When Graham Alexander joined us in March, you could have been forgiven for wondering why on earth we had signed up a manager recently sacked by Fleetwood after a run of just two wins in 10 games.
However, as the United boss prepares for his return to Highbury this Saturday it is beginning to look like their loss is our gain and their decision to sack him after a small blip in an otherwise impressive reign was extremely short-sighted.
Having led Fleetwood to promotion to the third tier for the first time in 2014 in his first managerial job, and then finished 10th the following season, the club’s highest position in their history, last summer Alexander was ordered by the club’s hierarchy to cull his winning squad in an effort to save money and make the club more self-sustaining. Shorn of his more experienced players and left with a young, rookie squad at the start of last season, he struggled for results and after a month of the season was dismissed.

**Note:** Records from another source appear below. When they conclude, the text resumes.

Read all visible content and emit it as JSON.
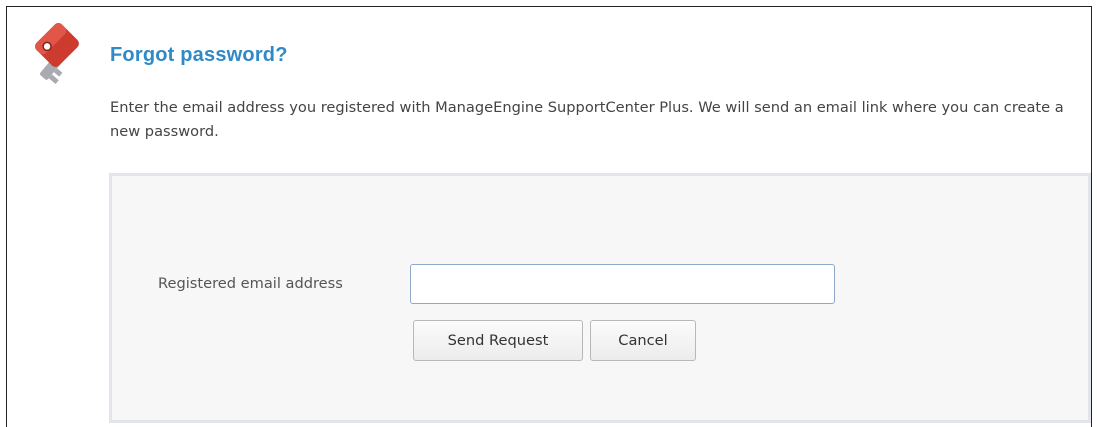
{
  "page": {
    "title": "Forgot password?",
    "description": "Enter the email address you registered with ManageEngine SupportCenter Plus. We will send an email link where you can create a new password.",
    "icon": "key-icon"
  },
  "form": {
    "email_label": "Registered email address",
    "email_value": "",
    "email_placeholder": "",
    "send_button_label": "Send Request",
    "cancel_button_label": "Cancel"
  },
  "colors": {
    "title": "#2f8ac7",
    "panel_background": "#f7f7f7",
    "panel_border": "#e3e5ec",
    "key_red": "#cc3b2e"
  }
}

Trying to make your club more self-sufficient financially is a laudable aim, but problems are only a fine line away. For Fleetwood the consequences have been destabilising. Not only did they lose a good manager in Alexander, but they spent all of last season in a relegation battle and are now trying to rebuild a squad capable of staying in this division under their second manager since Alexander’s departure and their fourth since gaining promotion to the Football League for the first time in 2012.
That revolving door includes the shock resignation 10 days before the start of this season of manager Steven Pressley after only nine months in the job, a pattern of instability that continued when the Scotsman’s replacement, former Brentford and Leeds manager Uwe Rosler, was left with just days to get to know his new squad before last Saturday’s opening game of the season at newly promoted Northampton, from which they actually got a creditable draw.
Rosler’s title is specifically head coach as he operates in a continental system with technical director Gretar Steinsson whose role is to recruit players which Rosler coaches and moulds tactically. So the squad was already reshaping when he arrived, with new recent arrivals including full-back Amari’i Bell, midfielders Jimmy Ryan and Eggert Johansson, as well as the old Iron Bobby Grant. The club’s grand plan is also to use Premier League loan players plus develop their own youngsters through their recently opened £8m hi-tech training centre.
As for the strategy on the pitch, Fleetwood chairman Andy Pilley, the man behind a lot of these changes at Fleetwood, said on signing Rosler: “His attacking style of football is something which excites me and I’m sure excites the fans of Fleetwood Town. We are now looking forward to a new era at Highbury.”
This attacking philosophy was particularly in evidence on Wednesday night when Fleetwood played three up front in their impressive League Cup tie at home to Leeds, only losing narrowly on penalties in the end.
So, if attack is the new Fleetwood watchword then Scunny will certainly need to tighten up a defensive set-up which allowed Notts County several gilt-edged chances in our League Cup win on Tuesday. Fleetwood might not be so profligate if they get the opportunity and that would spoil Alexander’s undoubted ambition to prove a point – or three – to the Cod Army.